To get a mass% (the percent of the total mass of the whole blood that is glucose) just divide the mass of glucose in 1uL by the mass of 1uL of blood: 0.00095/1.05 = .000904 or 0.0904%.

Using the same math, a BG of 40 mg/dL = 0.038% and has 1.36×10^15 molecules per uL, and a BG of 300 mg/dL = 0.285% with 1.02×10^16 molecules in 1uL.  These differences are actually quite miniscule if you think about it.

[It is important to note that outside of the range of a non-diabetic blood sugar level, the density is going to change.  At elevated BGs, the actual density might be higher, making the number calculated using the above rational somewhat elevated, and the low BG levels will appear somewhat lower than the actual value. However, with these tiny percentages, the change in density is very likely minimal and can thus be disregarded.]

In my experience as a chemist, I have found that analytical equipment varies in price depending on the level of accuracy.  For example, for every additional decimal place that a balance is capable of measuring, the price of that balance increases exponentially.  We are essentially asking these companies to produce a product that measures the concentration of the glucose in our blood to an additional decimal place.  I would be willing to bet that the technology already exists, but the cost is well outside of what any of us can afford to pay.

Before our meters become more accurate, one of two things needs to happen.  The materials needed for a more accurate test strip using current technology need to get cheaper, or someone needs to figure out an entirely new way of measuring glucose (or at least some new chemical coatings for the electrodes).

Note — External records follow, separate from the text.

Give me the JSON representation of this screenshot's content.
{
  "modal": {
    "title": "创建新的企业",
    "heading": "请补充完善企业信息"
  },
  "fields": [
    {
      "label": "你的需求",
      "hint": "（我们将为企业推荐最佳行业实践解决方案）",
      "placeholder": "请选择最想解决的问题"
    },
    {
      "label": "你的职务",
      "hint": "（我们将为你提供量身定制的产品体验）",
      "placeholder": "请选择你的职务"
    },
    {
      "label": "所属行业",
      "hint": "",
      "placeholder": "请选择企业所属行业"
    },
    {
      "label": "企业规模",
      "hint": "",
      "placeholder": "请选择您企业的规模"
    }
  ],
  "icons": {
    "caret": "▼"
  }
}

So, that’s the way it is.  Now, feel free to form whatever opinion you’d like 😉